_TASK TO COMPLETE_
From the first line to the last, return the data exactly, with no pictures.

Records from a collection:
◆ ◆ ◆

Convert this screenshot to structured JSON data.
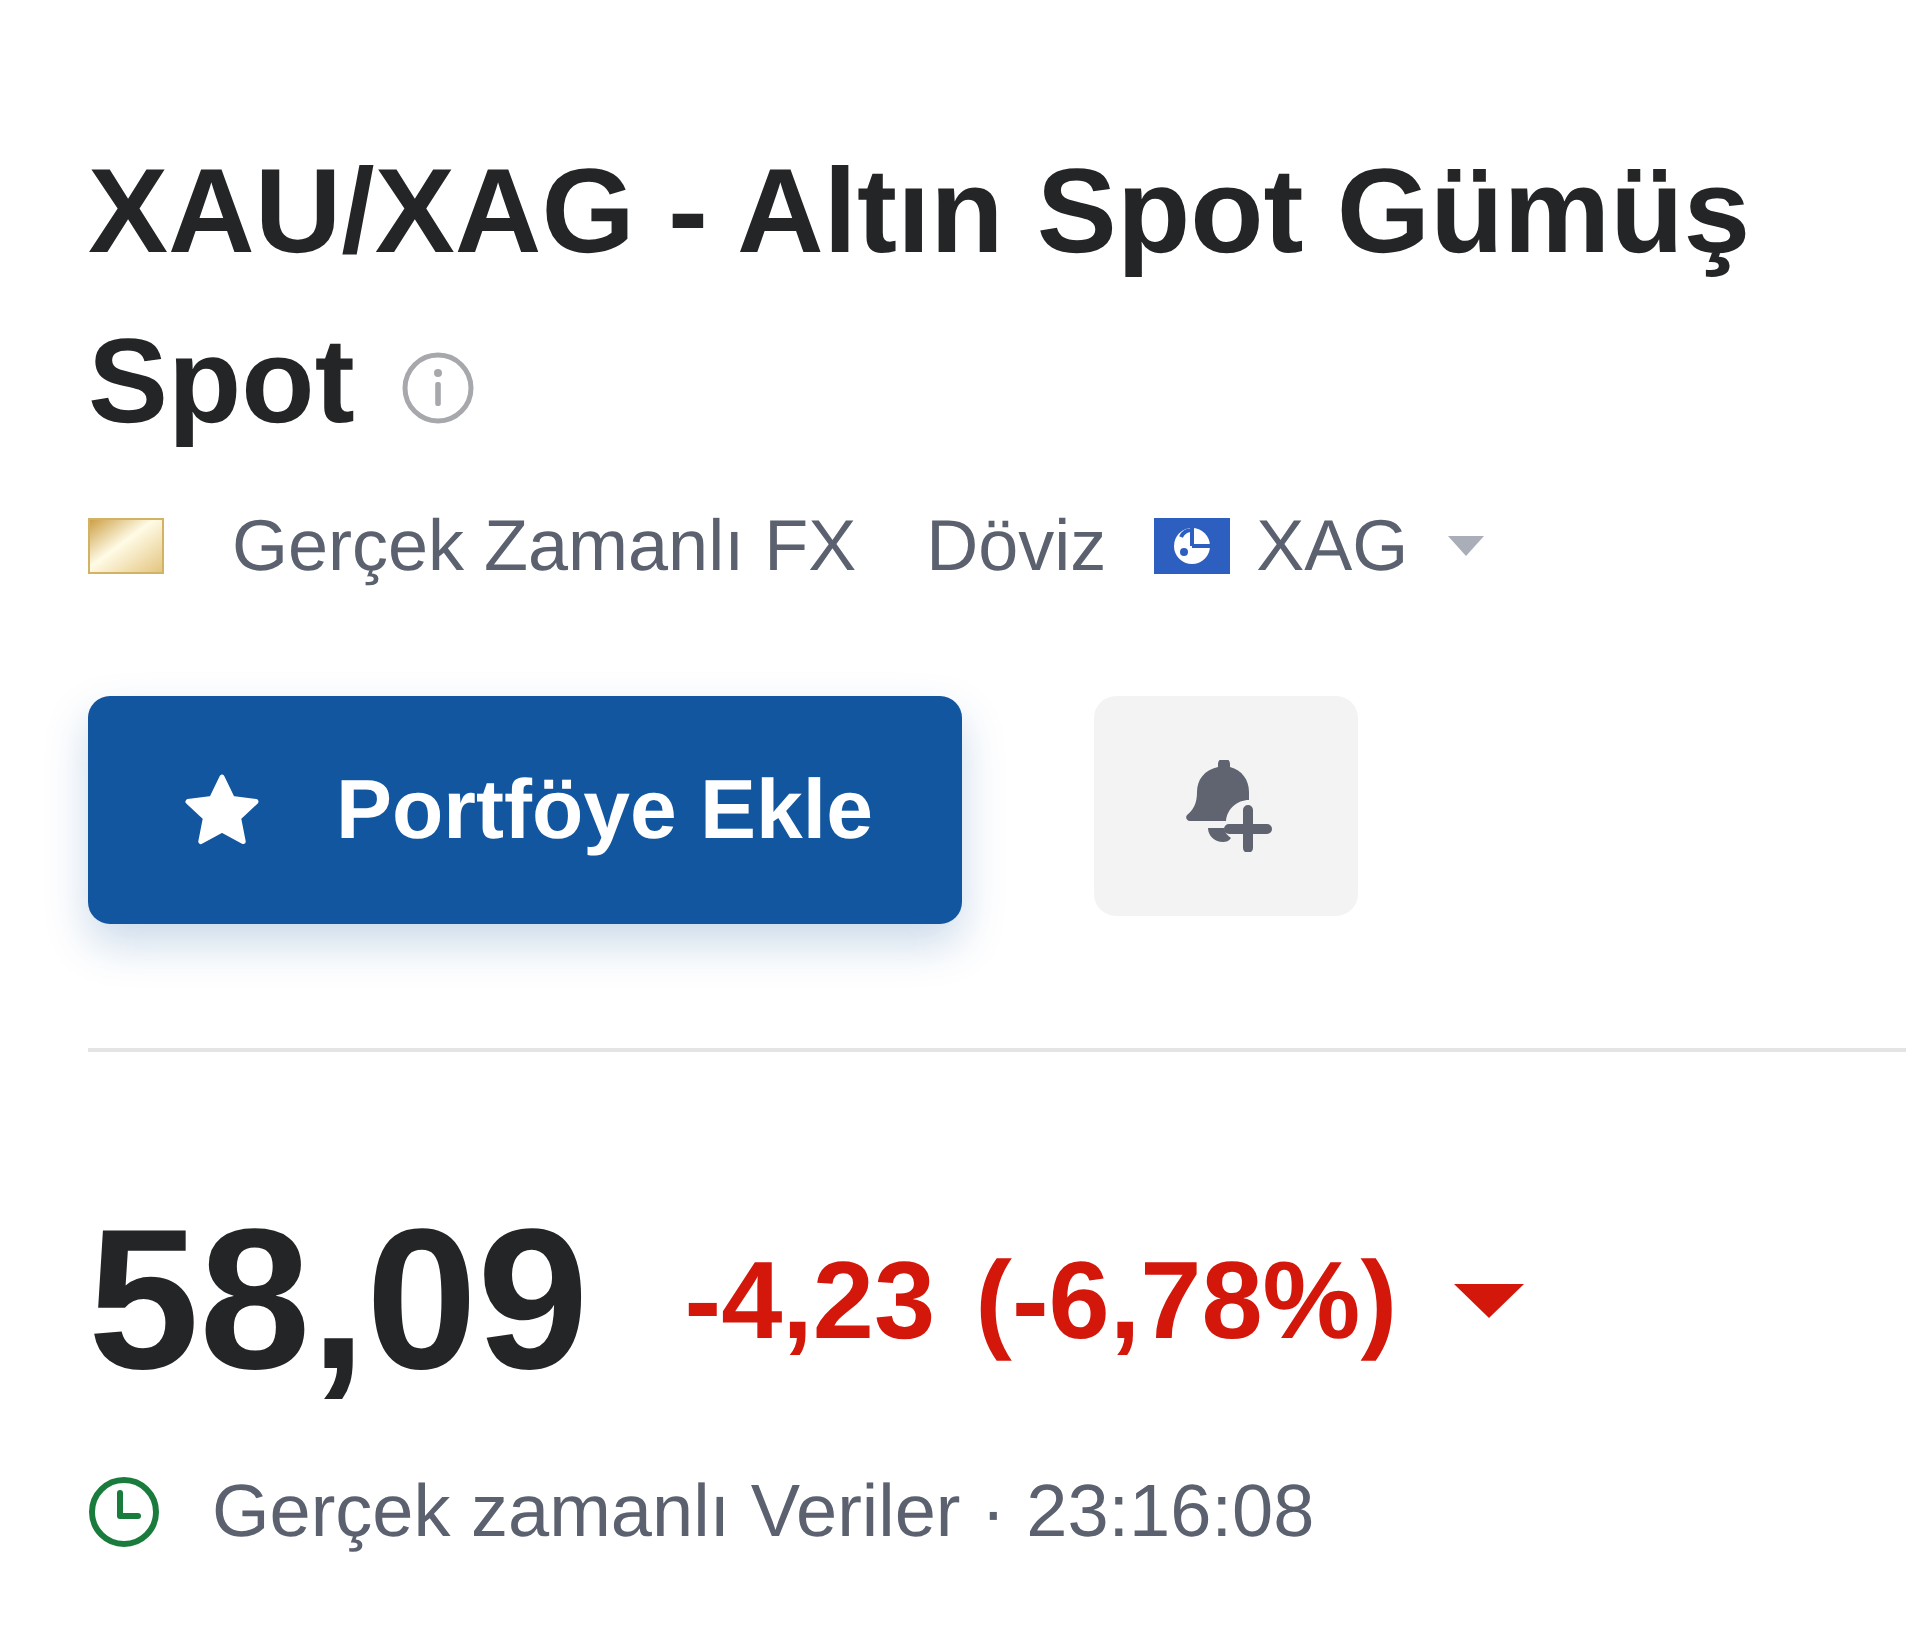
{
  "title_lines": [
    "XAU/XAG - Altın Spot Gümüş",
    "Spot"
  ],
  "meta": {
    "source": "Gerçek Zamanlı FX",
    "category": "Döviz",
    "currency": "XAG"
  },
  "actions": {
    "portfolio_button": "Portföye Ekle"
  },
  "quote": {
    "price": "58,09",
    "change": "-4,23",
    "change_percent": "(-6,78%)",
    "negative": true
  },
  "status": {
    "text": "Gerçek zamanlı Veriler · 23:16:08"
  }
}
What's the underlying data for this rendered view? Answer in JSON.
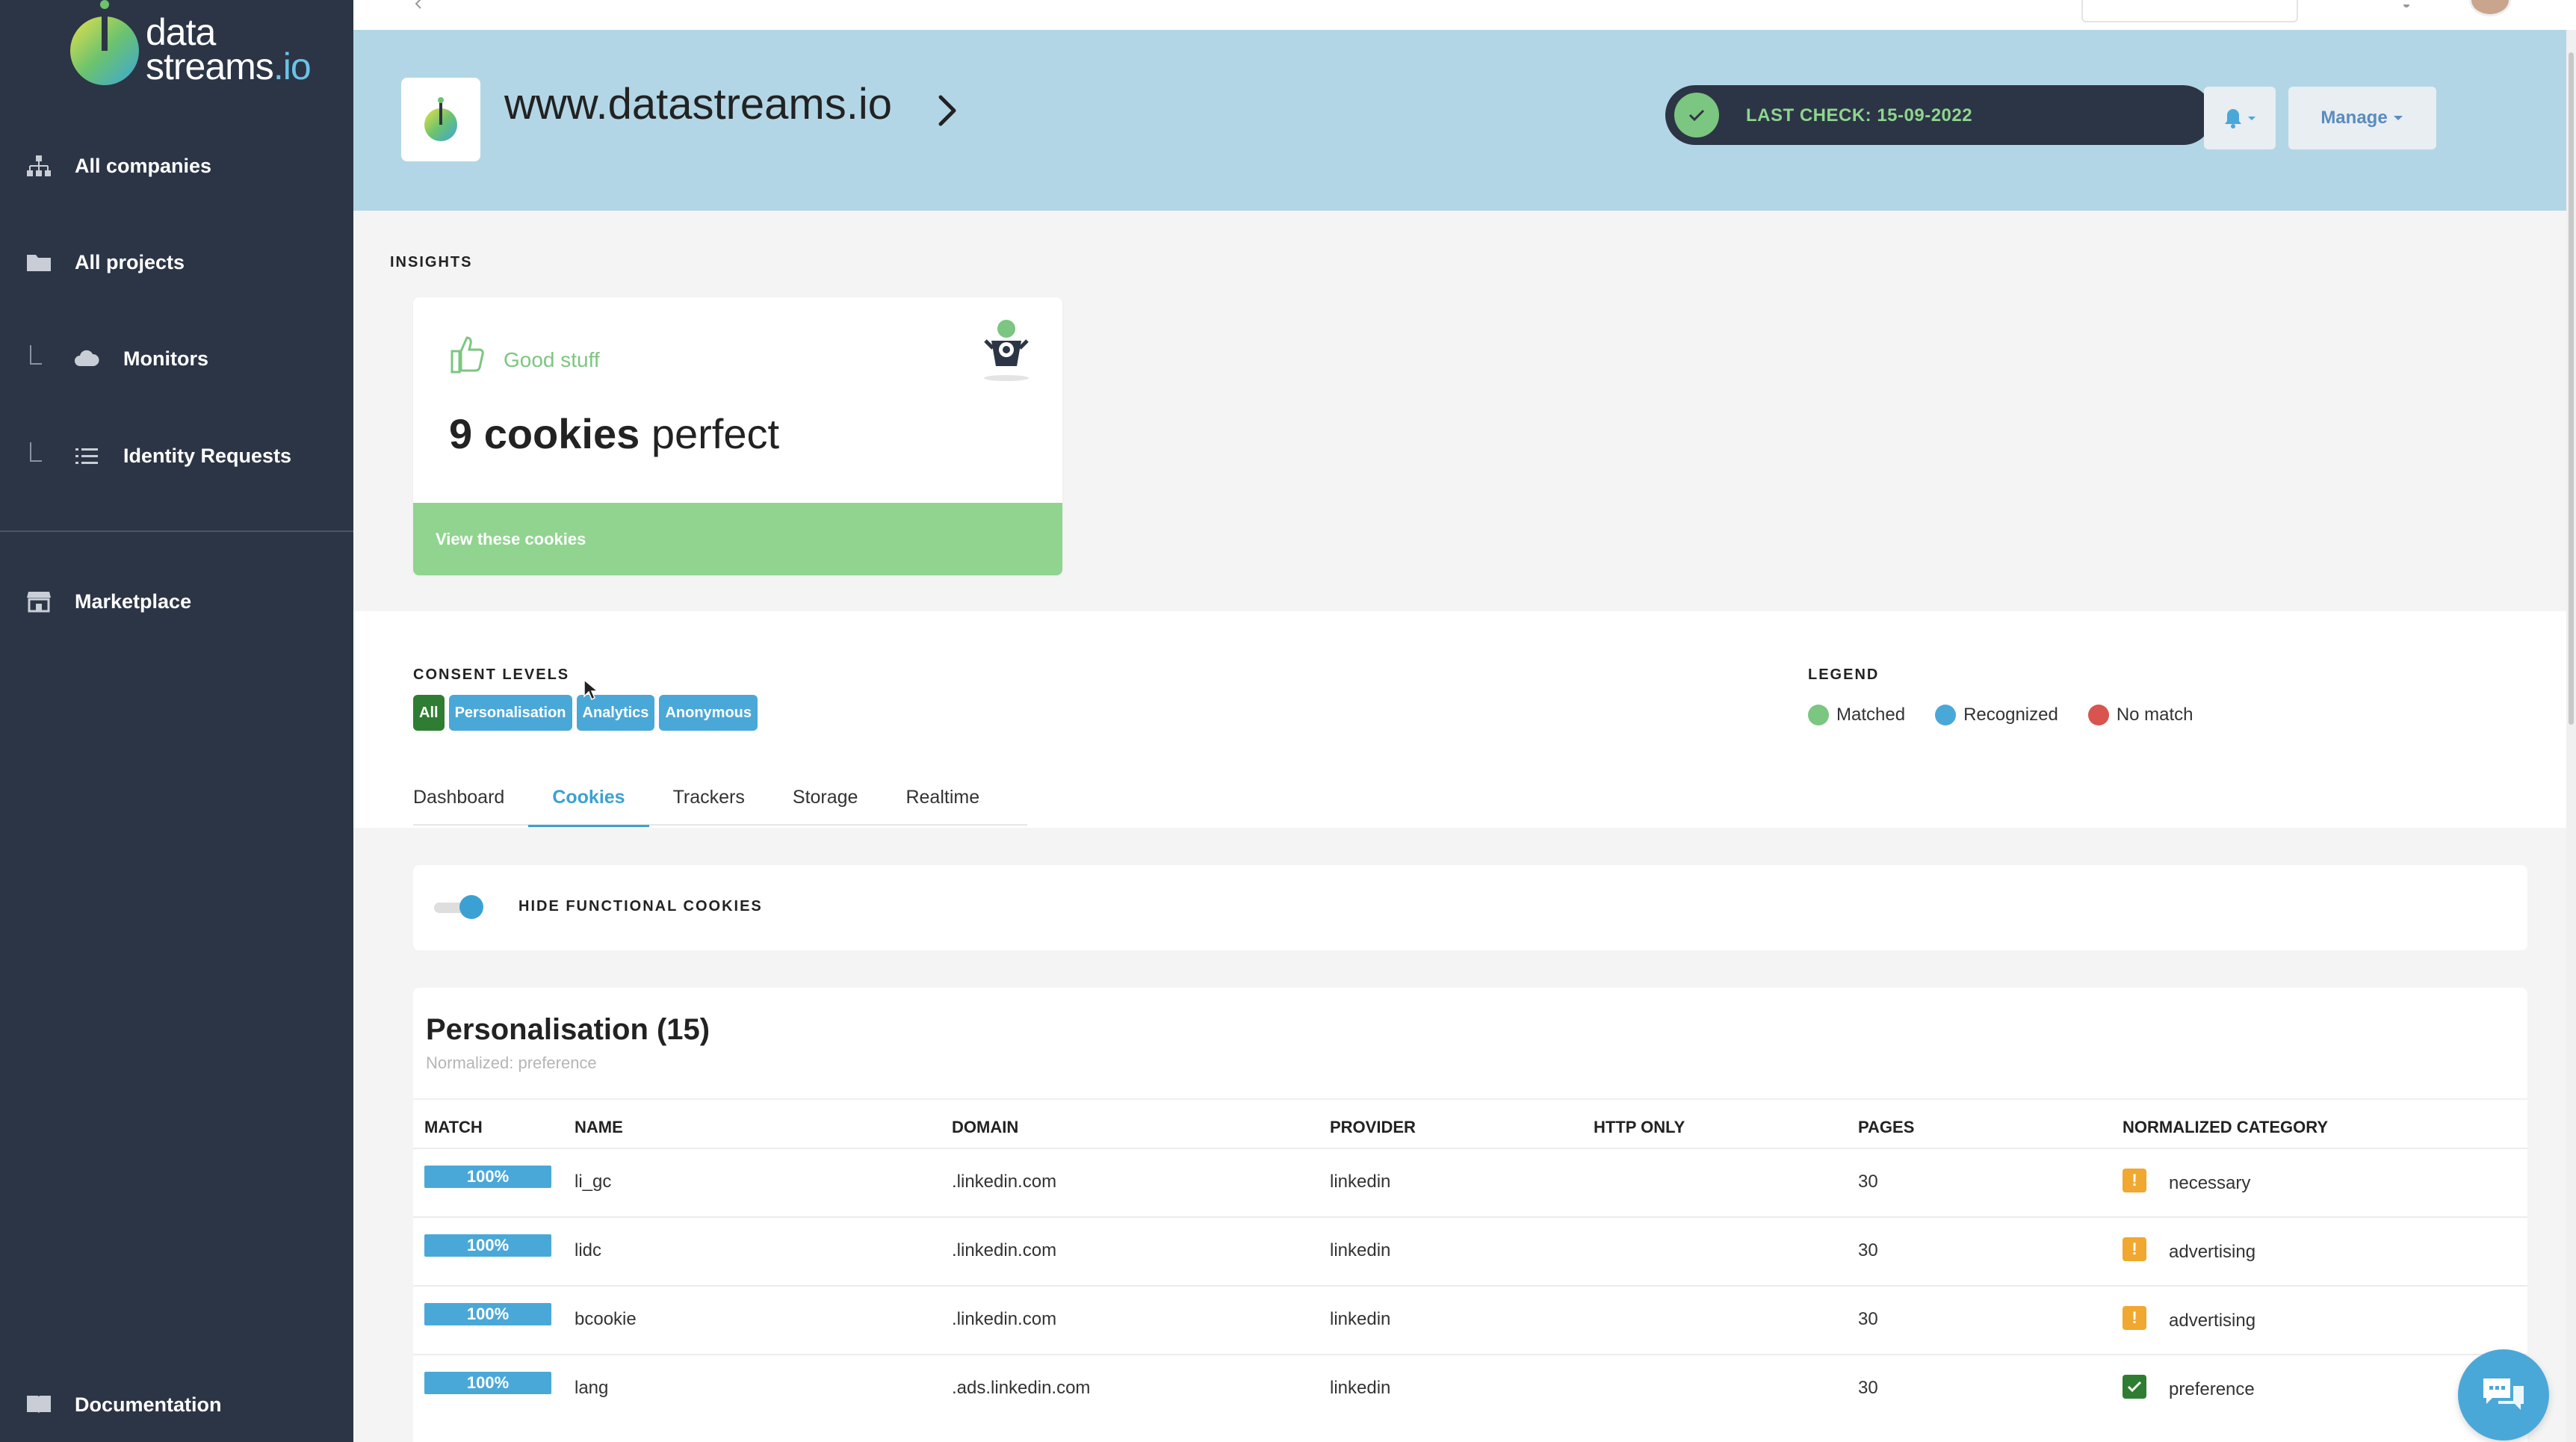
{
  "brand": {
    "logo_line1": "data",
    "logo_line2": "streams",
    "logo_suffix": ".io"
  },
  "sidebar": {
    "items": [
      {
        "label": "All companies",
        "icon": "sitemap-icon"
      },
      {
        "label": "All projects",
        "icon": "folder-icon"
      },
      {
        "label": "Monitors",
        "icon": "cloud-icon"
      },
      {
        "label": "Identity Requests",
        "icon": "list-icon"
      },
      {
        "label": "Marketplace",
        "icon": "store-icon"
      },
      {
        "label": "Documentation",
        "icon": "book-icon"
      }
    ]
  },
  "header": {
    "site_title": "www.datastreams.io",
    "last_check": "LAST CHECK: 15-09-2022",
    "manage_label": "Manage"
  },
  "insights": {
    "section_label": "INSIGHTS",
    "card": {
      "status": "Good stuff",
      "count_bold": "9 cookies",
      "count_rest": " perfect",
      "action": "View these cookies"
    }
  },
  "consent": {
    "section_label": "CONSENT LEVELS",
    "chips": [
      {
        "label": "All",
        "color": "#2e7d32"
      },
      {
        "label": "Personalisation",
        "color": "#4aa8d8"
      },
      {
        "label": "Analytics",
        "color": "#4aa8d8"
      },
      {
        "label": "Anonymous",
        "color": "#4aa8d8"
      }
    ]
  },
  "legend": {
    "section_label": "LEGEND",
    "items": [
      {
        "label": "Matched",
        "color": "#7bc680"
      },
      {
        "label": "Recognized",
        "color": "#4aa8d8"
      },
      {
        "label": "No match",
        "color": "#d9534f"
      }
    ]
  },
  "tabs": [
    {
      "label": "Dashboard",
      "active": false
    },
    {
      "label": "Cookies",
      "active": true
    },
    {
      "label": "Trackers",
      "active": false
    },
    {
      "label": "Storage",
      "active": false
    },
    {
      "label": "Realtime",
      "active": false
    }
  ],
  "toggle": {
    "label": "HIDE FUNCTIONAL COOKIES",
    "on": true
  },
  "table": {
    "title": "Personalisation (15)",
    "subtitle": "Normalized: preference",
    "columns": [
      "MATCH",
      "NAME",
      "DOMAIN",
      "PROVIDER",
      "HTTP ONLY",
      "PAGES",
      "NORMALIZED CATEGORY"
    ],
    "rows": [
      {
        "match": "100%",
        "name": "li_gc",
        "domain": ".linkedin.com",
        "provider": "linkedin",
        "http_only": "",
        "pages": "30",
        "category": "necessary",
        "cat_status": "warning"
      },
      {
        "match": "100%",
        "name": "lidc",
        "domain": ".linkedin.com",
        "provider": "linkedin",
        "http_only": "",
        "pages": "30",
        "category": "advertising",
        "cat_status": "warning"
      },
      {
        "match": "100%",
        "name": "bcookie",
        "domain": ".linkedin.com",
        "provider": "linkedin",
        "http_only": "",
        "pages": "30",
        "category": "advertising",
        "cat_status": "warning"
      },
      {
        "match": "100%",
        "name": "lang",
        "domain": ".ads.linkedin.com",
        "provider": "linkedin",
        "http_only": "",
        "pages": "30",
        "category": "preference",
        "cat_status": "ok"
      }
    ]
  },
  "colors": {
    "sidebar_bg": "#2c3545",
    "banner_bg": "#b3d6e6",
    "accent_blue": "#4aa8d8",
    "accent_green": "#7bc680",
    "warning": "#f0a830",
    "ok": "#2e7d32"
  }
}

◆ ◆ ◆

_EXPECTED ANSWER_
Convert this screenshot to structured JSON data.
{
  "title_lines": [
    "XAU/XAG - Altın Spot Gümüş",
    "Spot"
  ],
  "meta": {
    "source": "Gerçek Zamanlı FX",
    "category": "Döviz",
    "currency": "XAG"
  },
  "actions": {
    "portfolio_button": "Portföye Ekle"
  },
  "quote": {
    "price": "58,09",
    "change": "-4,23",
    "change_percent": "(-6,78%)",
    "negative": true
  },
  "status": {
    "text": "Gerçek zamanlı Veriler · 23:16:08"
  }
}
What's the underlying data for this rendered view? Answer in JSON.
{
  "brand": {
    "logo_line1": "data",
    "logo_line2": "streams",
    "logo_suffix": ".io"
  },
  "sidebar": {
    "items": [
      {
        "label": "All companies",
        "icon": "sitemap-icon"
      },
      {
        "label": "All projects",
        "icon": "folder-icon"
      },
      {
        "label": "Monitors",
        "icon": "cloud-icon"
      },
      {
        "label": "Identity Requests",
        "icon": "list-icon"
      },
      {
        "label": "Marketplace",
        "icon": "store-icon"
      },
      {
        "label": "Documentation",
        "icon": "book-icon"
      }
    ]
  },
  "header": {
    "site_title": "www.datastreams.io",
    "last_check": "LAST CHECK: 15-09-2022",
    "manage_label": "Manage"
  },
  "insights": {
    "section_label": "INSIGHTS",
    "card": {
      "status": "Good stuff",
      "count_bold": "9 cookies",
      "count_rest": " perfect",
      "action": "View these cookies"
    }
  },
  "consent": {
    "section_label": "CONSENT LEVELS",
    "chips": [
      {
        "label": "All",
        "color": "#2e7d32"
      },
      {
        "label": "Personalisation",
        "color": "#4aa8d8"
      },
      {
        "label": "Analytics",
        "color": "#4aa8d8"
      },
      {
        "label": "Anonymous",
        "color": "#4aa8d8"
      }
    ]
  },
  "legend": {
    "section_label": "LEGEND",
    "items": [
      {
        "label": "Matched",
        "color": "#7bc680"
      },
      {
        "label": "Recognized",
        "color": "#4aa8d8"
      },
      {
        "label": "No match",
        "color": "#d9534f"
      }
    ]
  },
  "tabs": [
    {
      "label": "Dashboard",
      "active": false
    },
    {
      "label": "Cookies",
      "active": true
    },
    {
      "label": "Trackers",
      "active": false
    },
    {
      "label": "Storage",
      "active": false
    },
    {
      "label": "Realtime",
      "active": false
    }
  ],
  "toggle": {
    "label": "HIDE FUNCTIONAL COOKIES",
    "on": true
  },
  "table": {
    "title": "Personalisation (15)",
    "subtitle": "Normalized: preference",
    "columns": [
      "MATCH",
      "NAME",
      "DOMAIN",
      "PROVIDER",
      "HTTP ONLY",
      "PAGES",
      "NORMALIZED CATEGORY"
    ],
    "rows": [
      {
        "match": "100%",
        "name": "li_gc",
        "domain": ".linkedin.com",
        "provider": "linkedin",
        "http_only": "",
        "pages": "30",
        "category": "necessary",
        "cat_status": "warning"
      },
      {
        "match": "100%",
        "name": "lidc",
        "domain": ".linkedin.com",
        "provider": "linkedin",
        "http_only": "",
        "pages": "30",
        "category": "advertising",
        "cat_status": "warning"
      },
      {
        "match": "100%",
        "name": "bcookie",
        "domain": ".linkedin.com",
        "provider": "linkedin",
        "http_only": "",
        "pages": "30",
        "category": "advertising",
        "cat_status": "warning"
      },
      {
        "match": "100%",
        "name": "lang",
        "domain": ".ads.linkedin.com",
        "provider": "linkedin",
        "http_only": "",
        "pages": "30",
        "category": "preference",
        "cat_status": "ok"
      }
    ]
  },
  "colors": {
    "sidebar_bg": "#2c3545",
    "banner_bg": "#b3d6e6",
    "accent_blue": "#4aa8d8",
    "accent_green": "#7bc680",
    "warning": "#f0a830",
    "ok": "#2e7d32"
  }
}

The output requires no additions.